Pictures do not belong in your copy. Repeat all the other data exactly.

Dataset entries
┌──
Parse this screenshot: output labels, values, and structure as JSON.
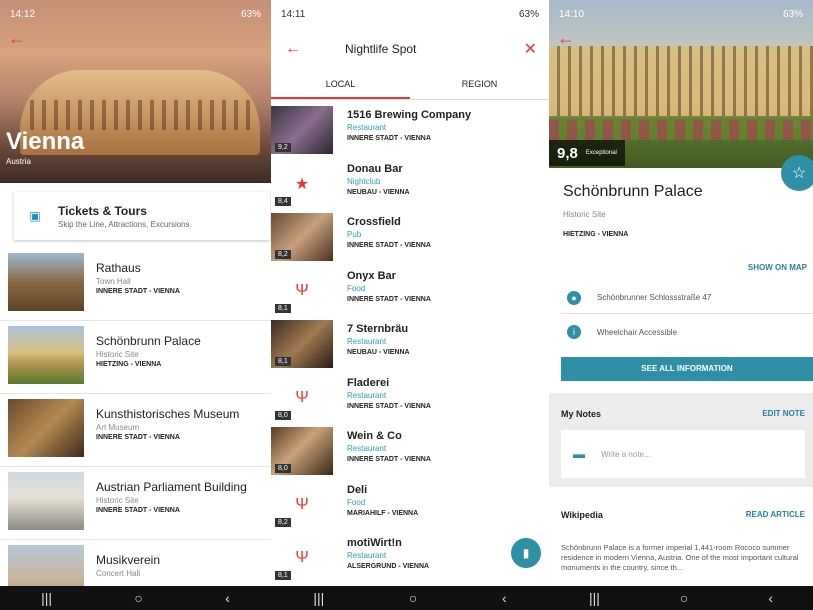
{
  "screen1": {
    "status_time": "14:12",
    "status_right": "63%",
    "title": "Vienna",
    "subtitle": "Austria",
    "tickets": {
      "title": "Tickets & Tours",
      "subtitle": "Skip the Line, Attractions, Excursions"
    },
    "items": [
      {
        "name": "Rathaus",
        "category": "Town Hall",
        "location": "INNERE STADT - VIENNA"
      },
      {
        "name": "Schönbrunn Palace",
        "category": "Historic Site",
        "location": "HIETZING - VIENNA"
      },
      {
        "name": "Kunsthistorisches Museum",
        "category": "Art Museum",
        "location": "INNERE STADT - VIENNA"
      },
      {
        "name": "Austrian Parliament Building",
        "category": "Historic Site",
        "location": "INNERE STADT - VIENNA"
      },
      {
        "name": "Musikverein",
        "category": "Concert Hall",
        "location": ""
      }
    ]
  },
  "screen2": {
    "status_time": "14:11",
    "status_right": "63%",
    "query": "Nightlife Spot",
    "tabs": [
      "LOCAL",
      "REGION"
    ],
    "items": [
      {
        "name": "1516 Brewing Company",
        "category": "Restaurant",
        "location": "INNERE STADT - VIENNA",
        "rating": "9,2",
        "thumb": "photo"
      },
      {
        "name": "Donau Bar",
        "category": "Nightclub",
        "location": "NEUBAU - VIENNA",
        "rating": "8,4",
        "thumb": "star"
      },
      {
        "name": "Crossfield",
        "category": "Pub",
        "location": "INNERE STADT - VIENNA",
        "rating": "8,2",
        "thumb": "photo"
      },
      {
        "name": "Onyx Bar",
        "category": "Food",
        "location": "INNERE STADT - VIENNA",
        "rating": "8,1",
        "thumb": "fork"
      },
      {
        "name": "7 Stern­bräu",
        "category": "Restaurant",
        "location": "NEUBAU - VIENNA",
        "rating": "8,1",
        "thumb": "photo"
      },
      {
        "name": "Fladerei",
        "category": "Restaurant",
        "location": "INNERE STADT - VIENNA",
        "rating": "8,0",
        "thumb": "fork"
      },
      {
        "name": "Wein & Co",
        "category": "Restaurant",
        "location": "INNERE STADT - VIENNA",
        "rating": "8,0",
        "thumb": "photo"
      },
      {
        "name": "Deli",
        "category": "Food",
        "location": "MARIAHILF - VIENNA",
        "rating": "8,2",
        "thumb": "fork"
      },
      {
        "name": "motiWirt!n",
        "category": "Restaurant",
        "location": "ALSERGRUND - VIENNA",
        "rating": "8,1",
        "thumb": "fork"
      }
    ]
  },
  "screen3": {
    "status_time": "14:10",
    "status_right": "63%",
    "score": "9,8",
    "score_label": "Exceptional",
    "name": "Schönbrunn Palace",
    "category": "Historic Site",
    "location": "HIETZING - VIENNA",
    "show_on_map": "SHOW ON MAP",
    "address": "Schönbrunner Schlossstraße 47",
    "accessibility": "Wheelchair Accessible",
    "see_all": "SEE ALL INFORMATION",
    "notes_title": "My Notes",
    "edit_note": "EDIT NOTE",
    "note_placeholder": "Write a note...",
    "wiki_title": "Wikipedia",
    "read_article": "READ ARTICLE",
    "wiki_text": "Schönbrunn Palace is a former imperial 1,441-room Rococo summer residence in modern Vienna, Austria. One of the most important cultural monuments in the country, since th..."
  },
  "colors": {
    "accent_red": "#e53935",
    "accent_teal": "#2f8fa6"
  }
}
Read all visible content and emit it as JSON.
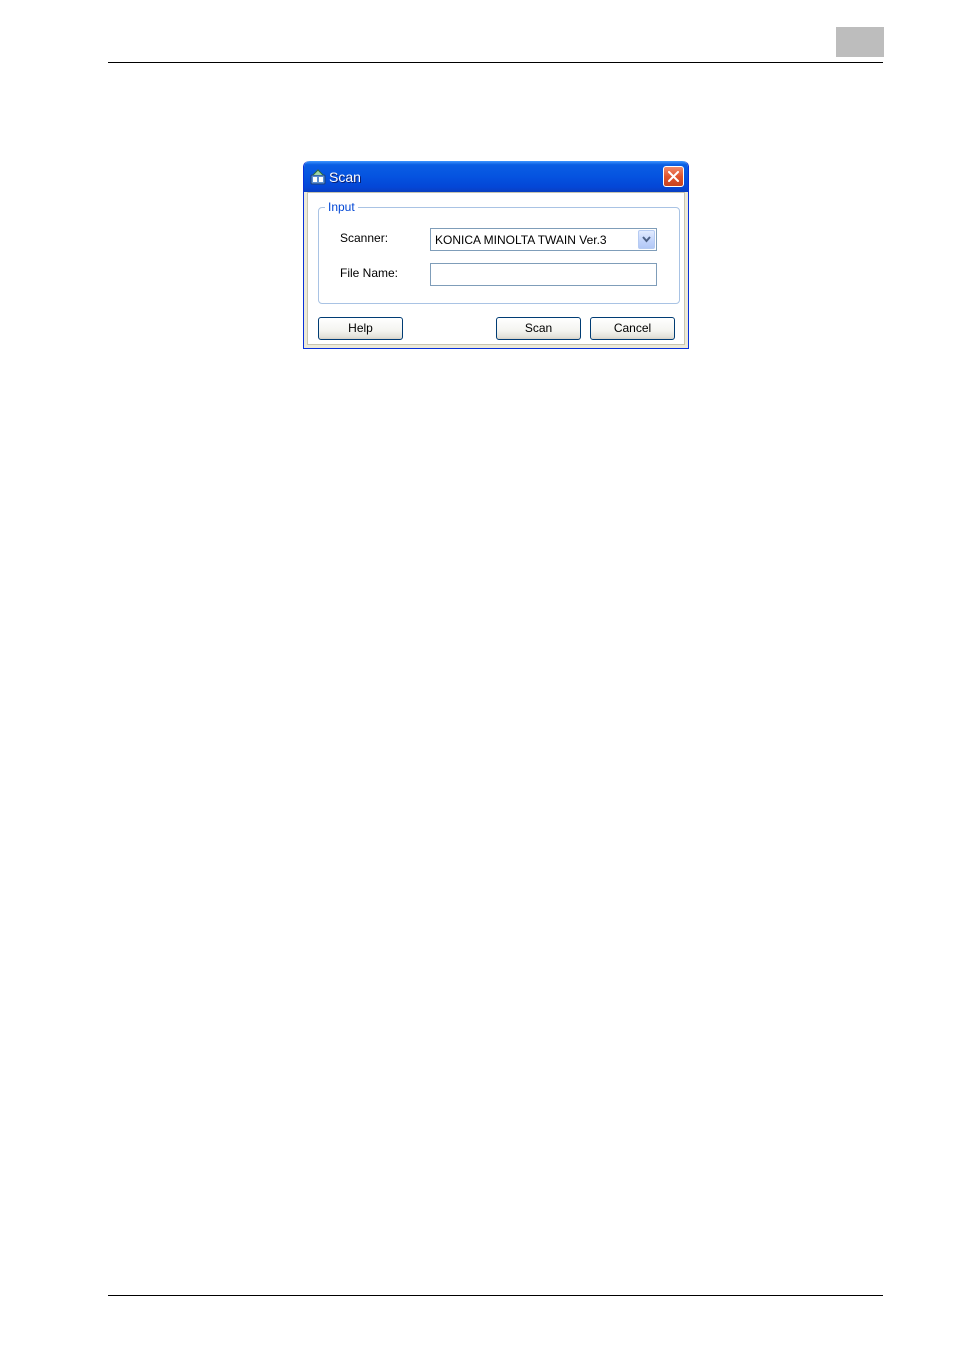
{
  "dialog": {
    "title": "Scan",
    "icon": "scan-app-icon",
    "close_icon": "close-icon",
    "group": {
      "legend": "Input",
      "scanner_label": "Scanner:",
      "scanner_value": "KONICA MINOLTA TWAIN Ver.3",
      "dropdown_icon": "chevron-down-icon",
      "filename_label": "File Name:",
      "filename_value": ""
    },
    "buttons": {
      "help": "Help",
      "scan": "Scan",
      "cancel": "Cancel"
    }
  },
  "colors": {
    "titlebar": "#0553e0",
    "close_button": "#e0542e",
    "group_legend": "#0046d5",
    "page_tab": "#bdbdbd"
  }
}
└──
**WRITTEN SOLUTION:**
Parse this screenshot: output labels, values, and structure as JSON.
{
  "screen1": {
    "status_time": "14:12",
    "status_right": "63%",
    "title": "Vienna",
    "subtitle": "Austria",
    "tickets": {
      "title": "Tickets & Tours",
      "subtitle": "Skip the Line, Attractions, Excursions"
    },
    "items": [
      {
        "name": "Rathaus",
        "category": "Town Hall",
        "location": "INNERE STADT - VIENNA"
      },
      {
        "name": "Schönbrunn Palace",
        "category": "Historic Site",
        "location": "HIETZING - VIENNA"
      },
      {
        "name": "Kunsthistorisches Museum",
        "category": "Art Museum",
        "location": "INNERE STADT - VIENNA"
      },
      {
        "name": "Austrian Parliament Building",
        "category": "Historic Site",
        "location": "INNERE STADT - VIENNA"
      },
      {
        "name": "Musikverein",
        "category": "Concert Hall",
        "location": ""
      }
    ]
  },
  "screen2": {
    "status_time": "14:11",
    "status_right": "63%",
    "query": "Nightlife Spot",
    "tabs": [
      "LOCAL",
      "REGION"
    ],
    "items": [
      {
        "name": "1516 Brewing Company",
        "category": "Restaurant",
        "location": "INNERE STADT - VIENNA",
        "rating": "9,2",
        "thumb": "photo"
      },
      {
        "name": "Donau Bar",
        "category": "Nightclub",
        "location": "NEUBAU - VIENNA",
        "rating": "8,4",
        "thumb": "star"
      },
      {
        "name": "Crossfield",
        "category": "Pub",
        "location": "INNERE STADT - VIENNA",
        "rating": "8,2",
        "thumb": "photo"
      },
      {
        "name": "Onyx Bar",
        "category": "Food",
        "location": "INNERE STADT - VIENNA",
        "rating": "8,1",
        "thumb": "fork"
      },
      {
        "name": "7 Stern­bräu",
        "category": "Restaurant",
        "location": "NEUBAU - VIENNA",
        "rating": "8,1",
        "thumb": "photo"
      },
      {
        "name": "Fladerei",
        "category": "Restaurant",
        "location": "INNERE STADT - VIENNA",
        "rating": "8,0",
        "thumb": "fork"
      },
      {
        "name": "Wein & Co",
        "category": "Restaurant",
        "location": "INNERE STADT - VIENNA",
        "rating": "8,0",
        "thumb": "photo"
      },
      {
        "name": "Deli",
        "category": "Food",
        "location": "MARIAHILF - VIENNA",
        "rating": "8,2",
        "thumb": "fork"
      },
      {
        "name": "motiWirt!n",
        "category": "Restaurant",
        "location": "ALSERGRUND - VIENNA",
        "rating": "8,1",
        "thumb": "fork"
      }
    ]
  },
  "screen3": {
    "status_time": "14:10",
    "status_right": "63%",
    "score": "9,8",
    "score_label": "Exceptional",
    "name": "Schönbrunn Palace",
    "category": "Historic Site",
    "location": "HIETZING - VIENNA",
    "show_on_map": "SHOW ON MAP",
    "address": "Schönbrunner Schlossstraße 47",
    "accessibility": "Wheelchair Accessible",
    "see_all": "SEE ALL INFORMATION",
    "notes_title": "My Notes",
    "edit_note": "EDIT NOTE",
    "note_placeholder": "Write a note...",
    "wiki_title": "Wikipedia",
    "read_article": "READ ARTICLE",
    "wiki_text": "Schönbrunn Palace is a former imperial 1,441-room Rococo summer residence in modern Vienna, Austria. One of the most important cultural monuments in the country, since th..."
  },
  "colors": {
    "accent_red": "#e53935",
    "accent_teal": "#2f8fa6"
  }
}
Read all visible content and emit it as JSON.
{
  "dialog": {
    "title": "Scan",
    "icon": "scan-app-icon",
    "close_icon": "close-icon",
    "group": {
      "legend": "Input",
      "scanner_label": "Scanner:",
      "scanner_value": "KONICA MINOLTA TWAIN Ver.3",
      "dropdown_icon": "chevron-down-icon",
      "filename_label": "File Name:",
      "filename_value": ""
    },
    "buttons": {
      "help": "Help",
      "scan": "Scan",
      "cancel": "Cancel"
    }
  },
  "colors": {
    "titlebar": "#0553e0",
    "close_button": "#e0542e",
    "group_legend": "#0046d5",
    "page_tab": "#bdbdbd"
  }
}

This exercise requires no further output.